Sarah Gristwood
Changeover: A Supernatural Romance - Margaret Mahy by Margaret Mahy

I read this and started to copy down the opening line and then I was in hurry and it was long and so I didn't, thinking that I could find it on the internet. And I cannot. So if you happen to have a copy and wouldn't mind giving me the opening line, I would really appreciate it. My angst is all the worse because it was a great beginning and a lovely example of Mahy's prose and I wanted to quote it.

Edit: Catherine helpfully supplied it: "Although the label on the hair shampoo said Paris and had a picture of a beautiful girl with the Eiffel Tower behind her bare shoulder, it was forced to tell the truth in tiny print under the picture. Made in New Zealand, it said, Wisdom Laboratories, Paraparaumu."

So I kept hearing about this book, from Leila, from Sarah Rees Brennan, and eventually I caved into the pressure and got out a copy from the library (which was an adventure in itself).
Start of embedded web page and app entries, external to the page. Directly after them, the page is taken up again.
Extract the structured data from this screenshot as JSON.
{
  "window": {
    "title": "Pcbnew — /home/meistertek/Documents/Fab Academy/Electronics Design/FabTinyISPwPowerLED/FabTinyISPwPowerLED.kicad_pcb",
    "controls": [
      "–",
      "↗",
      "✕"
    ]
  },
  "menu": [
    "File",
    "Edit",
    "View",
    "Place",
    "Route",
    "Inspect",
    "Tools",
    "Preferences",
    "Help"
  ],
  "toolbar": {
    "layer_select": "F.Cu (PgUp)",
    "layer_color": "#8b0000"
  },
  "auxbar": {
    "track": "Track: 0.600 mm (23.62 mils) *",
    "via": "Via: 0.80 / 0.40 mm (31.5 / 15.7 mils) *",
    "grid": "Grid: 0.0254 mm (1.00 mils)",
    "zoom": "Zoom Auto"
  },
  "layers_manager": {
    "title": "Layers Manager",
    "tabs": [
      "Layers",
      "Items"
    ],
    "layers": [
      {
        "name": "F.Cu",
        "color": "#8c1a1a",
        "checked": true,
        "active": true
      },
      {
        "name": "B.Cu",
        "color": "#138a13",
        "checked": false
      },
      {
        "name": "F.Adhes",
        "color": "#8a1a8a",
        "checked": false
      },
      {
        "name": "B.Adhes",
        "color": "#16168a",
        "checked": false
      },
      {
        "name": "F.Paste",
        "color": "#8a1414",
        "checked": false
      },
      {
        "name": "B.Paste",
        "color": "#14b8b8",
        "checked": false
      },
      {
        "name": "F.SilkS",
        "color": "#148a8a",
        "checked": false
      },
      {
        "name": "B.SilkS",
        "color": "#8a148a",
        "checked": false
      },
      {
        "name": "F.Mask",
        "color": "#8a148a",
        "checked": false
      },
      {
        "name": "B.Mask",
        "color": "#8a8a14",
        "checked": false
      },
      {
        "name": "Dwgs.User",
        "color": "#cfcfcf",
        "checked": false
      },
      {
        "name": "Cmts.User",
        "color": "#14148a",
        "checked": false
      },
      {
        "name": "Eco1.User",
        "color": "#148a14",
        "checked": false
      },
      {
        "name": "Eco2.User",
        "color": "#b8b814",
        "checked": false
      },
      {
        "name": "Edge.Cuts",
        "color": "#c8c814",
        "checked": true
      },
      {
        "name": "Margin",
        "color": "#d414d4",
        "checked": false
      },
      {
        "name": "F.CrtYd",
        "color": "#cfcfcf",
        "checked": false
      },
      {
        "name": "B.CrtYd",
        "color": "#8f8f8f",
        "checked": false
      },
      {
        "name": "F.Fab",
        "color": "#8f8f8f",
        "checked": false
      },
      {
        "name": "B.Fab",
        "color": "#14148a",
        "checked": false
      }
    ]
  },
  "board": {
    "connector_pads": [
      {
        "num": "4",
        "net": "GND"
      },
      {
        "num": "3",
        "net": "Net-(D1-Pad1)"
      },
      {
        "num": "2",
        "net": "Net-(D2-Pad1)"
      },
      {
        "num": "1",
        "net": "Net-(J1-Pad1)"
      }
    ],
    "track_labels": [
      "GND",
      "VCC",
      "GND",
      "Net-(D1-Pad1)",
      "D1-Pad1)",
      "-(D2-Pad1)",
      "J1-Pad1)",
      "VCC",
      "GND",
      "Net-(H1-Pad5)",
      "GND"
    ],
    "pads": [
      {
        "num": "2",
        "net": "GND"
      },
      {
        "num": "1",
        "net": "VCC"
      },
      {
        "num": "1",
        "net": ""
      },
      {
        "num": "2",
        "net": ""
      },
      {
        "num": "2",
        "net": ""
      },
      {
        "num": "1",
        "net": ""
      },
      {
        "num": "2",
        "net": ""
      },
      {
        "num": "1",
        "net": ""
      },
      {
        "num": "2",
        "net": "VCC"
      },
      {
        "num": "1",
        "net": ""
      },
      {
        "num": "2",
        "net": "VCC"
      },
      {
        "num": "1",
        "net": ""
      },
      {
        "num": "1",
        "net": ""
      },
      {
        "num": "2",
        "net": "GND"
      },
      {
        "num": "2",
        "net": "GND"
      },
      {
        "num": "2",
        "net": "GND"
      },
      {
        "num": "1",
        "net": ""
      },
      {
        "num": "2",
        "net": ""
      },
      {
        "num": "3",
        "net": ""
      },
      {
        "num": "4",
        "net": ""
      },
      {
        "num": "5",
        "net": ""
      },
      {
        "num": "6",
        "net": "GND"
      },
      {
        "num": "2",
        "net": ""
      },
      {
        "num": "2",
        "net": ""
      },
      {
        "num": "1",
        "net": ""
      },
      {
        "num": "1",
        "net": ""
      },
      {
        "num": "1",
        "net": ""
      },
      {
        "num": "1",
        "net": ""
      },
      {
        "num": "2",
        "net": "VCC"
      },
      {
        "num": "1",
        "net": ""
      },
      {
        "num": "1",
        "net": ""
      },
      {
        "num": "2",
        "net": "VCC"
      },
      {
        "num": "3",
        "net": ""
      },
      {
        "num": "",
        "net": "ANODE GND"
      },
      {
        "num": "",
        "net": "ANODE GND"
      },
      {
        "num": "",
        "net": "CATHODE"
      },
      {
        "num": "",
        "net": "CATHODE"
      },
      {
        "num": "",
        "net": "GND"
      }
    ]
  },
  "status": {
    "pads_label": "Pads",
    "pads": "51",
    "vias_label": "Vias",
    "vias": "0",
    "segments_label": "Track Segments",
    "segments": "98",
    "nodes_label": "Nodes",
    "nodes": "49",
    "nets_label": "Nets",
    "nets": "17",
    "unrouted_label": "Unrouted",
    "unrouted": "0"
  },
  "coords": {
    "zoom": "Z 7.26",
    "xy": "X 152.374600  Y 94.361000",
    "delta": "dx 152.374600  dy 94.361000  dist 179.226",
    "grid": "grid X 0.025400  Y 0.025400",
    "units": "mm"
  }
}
And I'm so glad I did. Lest I keep anyone in suspense, I absolutely adored it. I could see some people being slightly put-off by parts of the romance--but I wasn't. I could see some people being seriously creeped out by the supernatural bits--but I was deliciously creeped out in the "oh, I can't stop reading this" way.

Laura Chant knows that Sorry Carlisle is a witch. She couldn't say exactly how she knows this, anymore than she can say exactly how she knows that bad things are going to happen when she gets up in the morning. But when something strange happens to her little brother Jacko, she turns to Sorry for help, despite the fact that he's a prefect and pretends to be perfect.

Laura is one of my favorite types of heroine: very quiet, without any Dramatic Heroics, but very quietly powerful. She doesn't need to go trumpeting around and waving a sword* to be strong and to do things. Although the book isn't in first person, it very much feels like hers, and I enjoyed her voice very much indeed.

Sorry was also delightful. I love the fact that he can't choose whether to be a hero or a villain--and I love the ending on about three different levels, all of which are seriously spoilery, so I will discuss them in the comments if anyone wants. Though in some ways he seems sort of stereotypical, in other ways he completely defies expectations. For one thing, while he's far from passive, he's also sort of secondary. And anyway, yes I loved him. I love his rings and coat too, which reminded me of Howl and Gen and Crestomanci (clearly in good company there).

And actually the romantic relationship here is a bit like all of those three I just mentioned. It most definitely has its own flavor, but somehow it falls into that umbrella. And I love that.

The writing is beautiful--sort of dreamy and yet very grounded in the real, modern world. This is definitely a book which I'll be revisiting again.

* This isn't necessarily meant as a disparagement to sword-waving heroines. I love me some Blue Sword, you know? It's just that I think the Laura-types are in some ways more applicable to the real world. And as someone with no sword-waving abilities, it's reassuring.

Other reviews:
A Book A Week


Another re-read. I do like Laura–she’s fierce and kind, which is a combination I enjoy. And Sorry is wonderful, especially as an antidote to the love interest that’s so prevalent right now. [Oct. 2011]